.Does this look familiar? This is typical of what many kids today call a conversation. However, adults are texting more as well. Sending a quick text that requires a short immediate answer is convenient but there is a lot of value in verbal communication.
I took an unscientific survey and asked people why they text instead of call. Here are 10 reasons I received from adults and kids (in no particular order) and my responses.
- “The other person won’t answer their cell phone.” — Yet, they most likely are holding onto it like a baby’s pacifier, every second of every day, and are more than eager to text, take and share photos, play games, and any number of other things besides have the common courtesy to pick up their phone and say, “Hello.”
- “The other person isn’t supposed to have their cell phone.” — A perfect example is the school environment. Most schools prohibit kids and/or teachers from having cell phones in class, although few enforce their own rule. Students and teachers are in class for a reason and it’s not to use their cell phones, even for texting so you shouldn’t be texting them anyway.
- “If we text instead of talk, we can do it over several hours.” — Most normal phone conversations don’t take several hours. It’s actually faster to pick up the phone and talk something out versus text (even with abbreviations) and then have to wait for the person to text back over and over and over again.
- “I’m too shy to actually talk.” — Shyness has been around for generations. Avoiding what feels uncomfortable doesn’t help you overcome anything.
- “It’s easier to hide behind texting.” — Without spoken words, many conversations can be misunderstood or taken the wrong way. No matter how many emoticons you use, when you don’t hear the person’s voice, you lose the human element.
- “No one can eavesdrop on my conversation.” — While that is true, it’s a lot easier to review a text conversation if a parent or even spouse has a reason to check.
- “Everyone else does it.” — Probably the worst reason of all but sadly, if texting is the only way that kids communicate with friends, even the kids who would rather talk are forced to text if they want to be socially accepted.
- “You can’t multi-task if you’re talking.” — Translation: The person doesn’t think enough of you to take the time to have a speaking conversation or focus on you. There are other situations where texting is also rude and disrespectful: meal times, texting while someone is trying to talk to you, texting during meetings, among others.
- “Texting eliminates awkward silence on a phone call.” — This happens with kids more but as they get better at communicating in general, they will know how to avoid those awkward moments or take them as a sign that the phone call is long enough.

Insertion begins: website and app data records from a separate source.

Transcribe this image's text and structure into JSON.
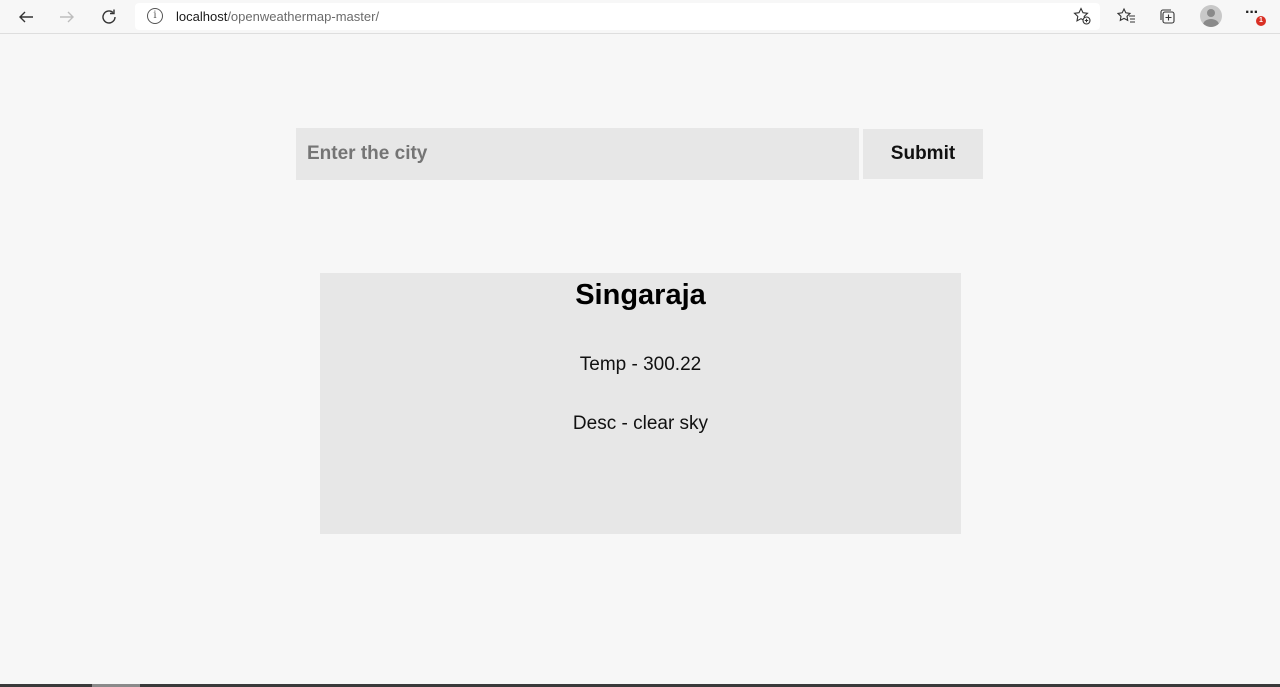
{
  "browser": {
    "url_host": "localhost",
    "url_path": "/openweathermap-master/",
    "notification_count": "1"
  },
  "icons": {
    "back": "back-arrow-icon",
    "forward": "forward-arrow-icon",
    "refresh": "refresh-icon",
    "site_info": "info-icon",
    "add_favorite": "star-add-icon",
    "favorites": "favorites-icon",
    "collections": "collections-icon",
    "profile": "profile-avatar-icon",
    "more": "more-icon"
  },
  "form": {
    "city_placeholder": "Enter the city",
    "city_value": "",
    "submit_label": "Submit"
  },
  "weather": {
    "city": "Singaraja",
    "temp_line": "Temp - 300.22",
    "desc_line": "Desc - clear sky"
  },
  "colors": {
    "page_bg": "#f7f7f7",
    "panel_bg": "#e7e7e7",
    "notification": "#d93025"
  }
}
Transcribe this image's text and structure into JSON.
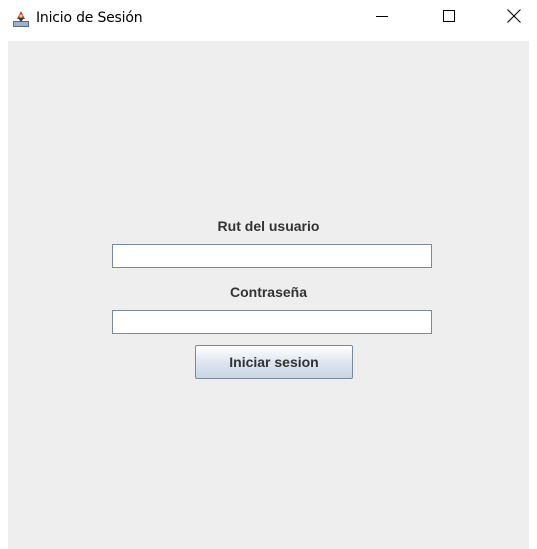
{
  "window": {
    "title": "Inicio de Sesión",
    "icon": "java-app-icon",
    "controls": {
      "minimize_icon": "minimize-icon",
      "maximize_icon": "maximize-icon",
      "close_icon": "close-icon"
    }
  },
  "form": {
    "user_label": "Rut del usuario",
    "user_value": "",
    "password_label": "Contraseña",
    "password_value": "",
    "submit_label": "Iniciar sesion"
  },
  "colors": {
    "panel_background": "#eeeeee",
    "label_text": "#333333",
    "field_border": "#7a8a9e"
  }
}
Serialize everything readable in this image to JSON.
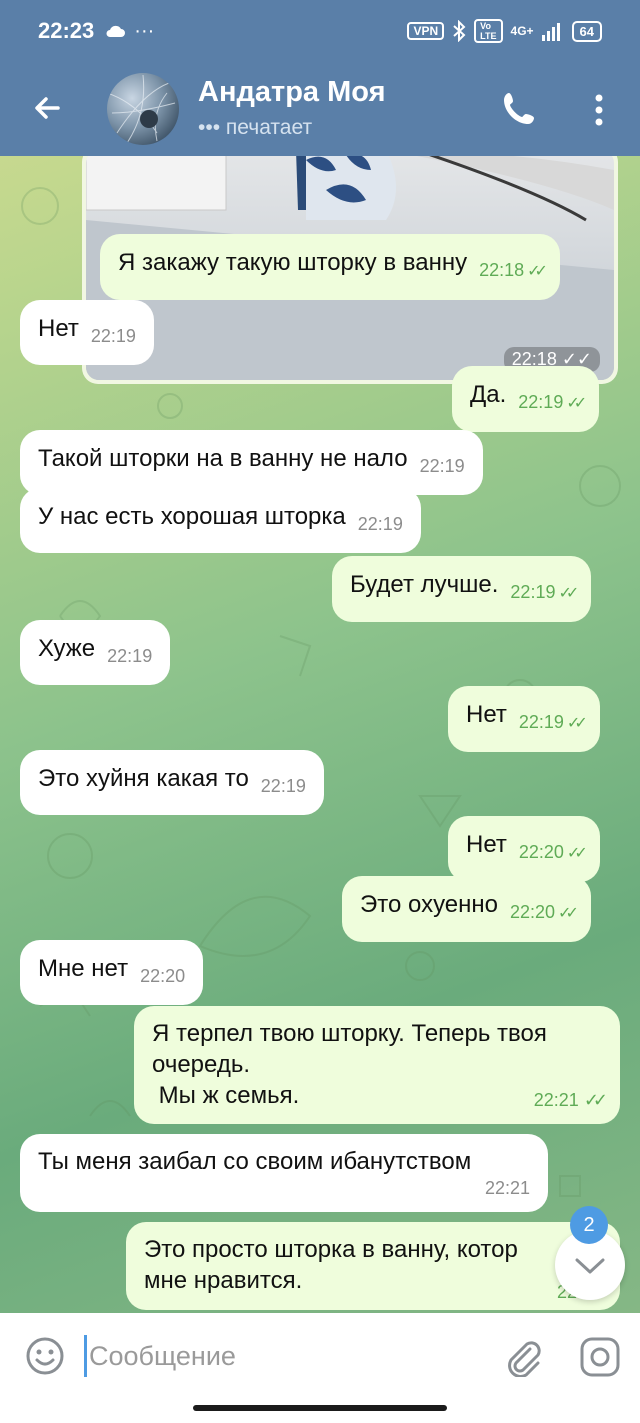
{
  "status_bar": {
    "time": "22:23",
    "vpn": "VPN",
    "network": "4G+",
    "battery": "64"
  },
  "header": {
    "contact_name": "Андатра Моя",
    "contact_status": "печатает",
    "typing_indicator": "•••"
  },
  "chat": {
    "photo_time": "22:18",
    "messages": [
      {
        "dir": "out",
        "text": "Я закажу такую шторку в ванну",
        "time": "22:18"
      },
      {
        "dir": "in",
        "text": "Нет",
        "time": "22:19"
      },
      {
        "dir": "out",
        "text": "Да.",
        "time": "22:19"
      },
      {
        "dir": "in",
        "text": "Такой шторки на в ванну не нало",
        "time": "22:19"
      },
      {
        "dir": "in",
        "text": "У нас есть хорошая шторка",
        "time": "22:19"
      },
      {
        "dir": "out",
        "text": "Будет лучше.",
        "time": "22:19"
      },
      {
        "dir": "in",
        "text": "Хуже",
        "time": "22:19"
      },
      {
        "dir": "out",
        "text": "Нет",
        "time": "22:19"
      },
      {
        "dir": "in",
        "text": "Это хуйня какая то",
        "time": "22:19"
      },
      {
        "dir": "out",
        "text": "Нет",
        "time": "22:20"
      },
      {
        "dir": "out",
        "text": "Это охуенно",
        "time": "22:20"
      },
      {
        "dir": "in",
        "text": "Мне нет",
        "time": "22:20"
      },
      {
        "dir": "out",
        "text_lines": [
          "Я терпел твою шторку. Теперь твоя",
          "очередь.",
          " Мы ж семья."
        ],
        "time": "22:21"
      },
      {
        "dir": "in",
        "text": "Ты меня заибал со своим ибанутством",
        "time": "22:21"
      },
      {
        "dir": "out",
        "text_lines": [
          "Это просто шторка в ванну, котор",
          "мне нравится."
        ],
        "time": "22:22"
      }
    ],
    "unread_count": "2"
  },
  "input": {
    "placeholder": "Сообщение"
  },
  "colors": {
    "header_bg": "#5a7fa8",
    "outgoing_bubble": "#effddc",
    "incoming_bubble": "#ffffff",
    "tick_color": "#5fab56",
    "badge_color": "#4e9be3"
  }
}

- “It’s less personal.” — I agree with this one. Unfortunately, texting means we don’t need to deal with people face to face. We don’t even need to hear their voice. For that matter, with texting, we can’t even be sure we are communicating with the person we think it is.